Op-Ed by Richard Hartmann

It was the spring of 2011— the flowers were blossoming, New Paltz was doing renovations so incoming freshman don’t immediately think the school is ugly and I was on commute. Even though I live about two and a half hours away from school by train, I didn’t let that be a deterrent to living as comfortably and luxuriously as I could at a fraction of the price.

However, I didn’t accomplish this by couch surfing at all my friends’ places before they kicked me out.

There  is a storage facility called A Space Place Storage that is a bike ride away from campus. At the time I wasn’t sure how many miles it was away from campus: maybe four or five. But I was sure it’s a bike ride’s distance because that’s how I got there (Google maps now tells me it’s about six miles away).

What inspired me to use the facility was an article I had read when I was younger about an NYU student living in the library for a few years before being kicked out. Now, I’m no drifter, but the idea of living without limits and beating the system has always been appealing to me.

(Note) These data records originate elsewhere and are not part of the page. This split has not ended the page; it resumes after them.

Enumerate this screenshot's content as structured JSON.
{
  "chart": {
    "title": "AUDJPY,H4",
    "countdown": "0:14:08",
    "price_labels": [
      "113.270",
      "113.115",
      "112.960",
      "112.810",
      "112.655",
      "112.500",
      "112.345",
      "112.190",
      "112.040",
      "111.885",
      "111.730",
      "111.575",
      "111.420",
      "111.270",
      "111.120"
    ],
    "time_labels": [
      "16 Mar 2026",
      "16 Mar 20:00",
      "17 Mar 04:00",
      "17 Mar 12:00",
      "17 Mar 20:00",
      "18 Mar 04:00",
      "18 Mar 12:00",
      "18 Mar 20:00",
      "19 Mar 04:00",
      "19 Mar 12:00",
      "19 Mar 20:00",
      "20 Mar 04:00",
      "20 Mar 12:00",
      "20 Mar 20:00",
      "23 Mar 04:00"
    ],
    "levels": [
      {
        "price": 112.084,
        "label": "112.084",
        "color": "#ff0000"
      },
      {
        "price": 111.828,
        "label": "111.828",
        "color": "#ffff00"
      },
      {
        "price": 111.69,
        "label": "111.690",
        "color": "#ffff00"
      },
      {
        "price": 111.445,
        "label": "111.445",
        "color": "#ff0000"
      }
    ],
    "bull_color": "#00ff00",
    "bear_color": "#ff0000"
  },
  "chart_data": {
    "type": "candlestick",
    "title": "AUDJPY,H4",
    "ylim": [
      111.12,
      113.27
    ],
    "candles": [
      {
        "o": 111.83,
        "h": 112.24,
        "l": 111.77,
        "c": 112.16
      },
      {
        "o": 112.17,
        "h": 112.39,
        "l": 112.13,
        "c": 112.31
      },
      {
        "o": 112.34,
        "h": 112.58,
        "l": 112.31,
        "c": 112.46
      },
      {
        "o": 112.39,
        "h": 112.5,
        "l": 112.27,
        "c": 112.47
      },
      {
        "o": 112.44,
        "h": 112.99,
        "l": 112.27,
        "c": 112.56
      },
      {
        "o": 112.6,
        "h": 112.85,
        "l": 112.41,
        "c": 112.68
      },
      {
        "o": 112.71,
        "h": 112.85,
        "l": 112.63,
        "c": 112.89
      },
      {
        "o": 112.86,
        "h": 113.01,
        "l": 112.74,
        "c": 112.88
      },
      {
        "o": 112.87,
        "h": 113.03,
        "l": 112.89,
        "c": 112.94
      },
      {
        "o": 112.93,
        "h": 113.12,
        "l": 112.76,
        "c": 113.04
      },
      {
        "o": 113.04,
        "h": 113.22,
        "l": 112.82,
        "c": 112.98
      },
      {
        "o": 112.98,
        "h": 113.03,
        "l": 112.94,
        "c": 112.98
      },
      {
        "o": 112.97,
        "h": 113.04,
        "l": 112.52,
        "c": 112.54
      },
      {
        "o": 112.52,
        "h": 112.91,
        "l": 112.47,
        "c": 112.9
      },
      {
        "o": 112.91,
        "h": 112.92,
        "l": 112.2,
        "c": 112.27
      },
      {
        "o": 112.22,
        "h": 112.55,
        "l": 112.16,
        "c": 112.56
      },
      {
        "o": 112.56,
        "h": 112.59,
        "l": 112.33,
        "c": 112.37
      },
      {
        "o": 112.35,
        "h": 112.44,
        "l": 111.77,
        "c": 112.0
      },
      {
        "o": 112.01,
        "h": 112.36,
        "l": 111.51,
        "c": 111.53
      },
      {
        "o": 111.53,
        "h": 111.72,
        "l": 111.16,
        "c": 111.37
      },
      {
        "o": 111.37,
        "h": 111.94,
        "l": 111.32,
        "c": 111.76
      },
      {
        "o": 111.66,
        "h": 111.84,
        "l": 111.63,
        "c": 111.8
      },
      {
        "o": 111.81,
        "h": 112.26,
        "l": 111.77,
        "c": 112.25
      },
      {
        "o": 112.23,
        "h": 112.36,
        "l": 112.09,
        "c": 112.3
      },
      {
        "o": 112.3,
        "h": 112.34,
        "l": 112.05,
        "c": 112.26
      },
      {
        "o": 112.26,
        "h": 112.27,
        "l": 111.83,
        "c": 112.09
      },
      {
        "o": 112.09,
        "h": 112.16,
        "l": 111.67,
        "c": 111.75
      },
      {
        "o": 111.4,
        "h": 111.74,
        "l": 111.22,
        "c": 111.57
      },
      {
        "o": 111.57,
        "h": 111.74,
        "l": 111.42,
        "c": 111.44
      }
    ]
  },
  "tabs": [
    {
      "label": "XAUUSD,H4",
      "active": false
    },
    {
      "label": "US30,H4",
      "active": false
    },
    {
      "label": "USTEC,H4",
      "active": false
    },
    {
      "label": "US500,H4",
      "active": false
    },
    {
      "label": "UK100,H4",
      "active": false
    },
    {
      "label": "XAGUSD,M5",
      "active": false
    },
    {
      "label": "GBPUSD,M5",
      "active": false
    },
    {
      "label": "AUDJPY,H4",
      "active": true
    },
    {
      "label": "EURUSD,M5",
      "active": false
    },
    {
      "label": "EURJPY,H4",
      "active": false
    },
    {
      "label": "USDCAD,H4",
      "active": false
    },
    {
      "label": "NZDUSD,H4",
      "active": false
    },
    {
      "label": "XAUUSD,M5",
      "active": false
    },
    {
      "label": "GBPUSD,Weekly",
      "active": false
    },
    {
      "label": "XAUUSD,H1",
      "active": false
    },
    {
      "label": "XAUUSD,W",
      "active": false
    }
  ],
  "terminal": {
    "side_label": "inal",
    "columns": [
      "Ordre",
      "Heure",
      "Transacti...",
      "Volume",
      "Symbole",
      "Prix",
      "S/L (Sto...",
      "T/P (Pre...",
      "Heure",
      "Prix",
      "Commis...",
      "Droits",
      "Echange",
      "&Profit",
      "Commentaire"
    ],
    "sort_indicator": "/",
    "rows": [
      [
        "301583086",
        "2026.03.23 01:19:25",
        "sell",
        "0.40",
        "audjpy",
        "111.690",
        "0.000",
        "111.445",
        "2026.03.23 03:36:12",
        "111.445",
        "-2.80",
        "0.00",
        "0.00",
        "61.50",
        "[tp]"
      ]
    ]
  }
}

Once I passed by the storage facility on a bike ride, ideas starting flashing through my head and I couldn’t resist stopping in and asking some questions at the front desk. After a friendly negotiation, I got a chance to look at a 5×5 storage unit…I mean a 5×5 chill place.

At first, I was a little shy about using the space for what I truly wanted because as much as I think being a drifter is cool, I didn’t want locals to think I was a vagabond. So I left some stuff like a Nintendo 64, some crates of clothes, just some conservative stuff. Once I started getting more comfortable with the space, I started thinking bigger.

Entrenched in my newly-found, grandiose property, I started leaving bottles of water and packs of snacks. In a way, I turned a storage unit into a halfway house. On one exhausting bike ride, I had to make a pit stop for a bike pump and a Gatorade because I got a flat tire. Then, I started not bringing my book bag home, leaving some books in storage and some at home.

My back thanked me, and whenever I dropped my books off at the facility, a snack or two became my habitual pleasure. It was really everything you have at home – clothes, food and comfort, minus the bed. I’ve never heard of a house you can’t sleep in, so I wouldn’t call it that. It was more like a hybrid between a locker and a home.

Now, I can see how this would not appeal to everyone and might not even qualify as a positive experience. However, the point is that you can get inspired enthusiasm and apparent convenience out of anything. All it takes is a little creativity.

At any school in this economy, if you aren’t getting scholarships, we know exactly how costly it can be. So don’t stress – try to cut a few corners and make your own niche. You don’t have to do it as cool as I do, but pick and choose the way you want to customize your living experience.

If you find that the spray-on tans, excessive amounts of diners, the lovely ghost town of a campus that is New Paltz on the weekends and New York accents too overbearing, stay at home even if you live more than an hour away.

If you live in one of New Paltz’s cramped dorms, you can still find great use in a facility like the one I found. And it helps so much more if you don’t want to carry stuff in between home and school. Come on, who needs to take that college fridge all the way back every semester?

*Note: don’t try to sleep in a storage unit. A lot of units are airtight. I also don’t recommend anyone to actively live in a unit either.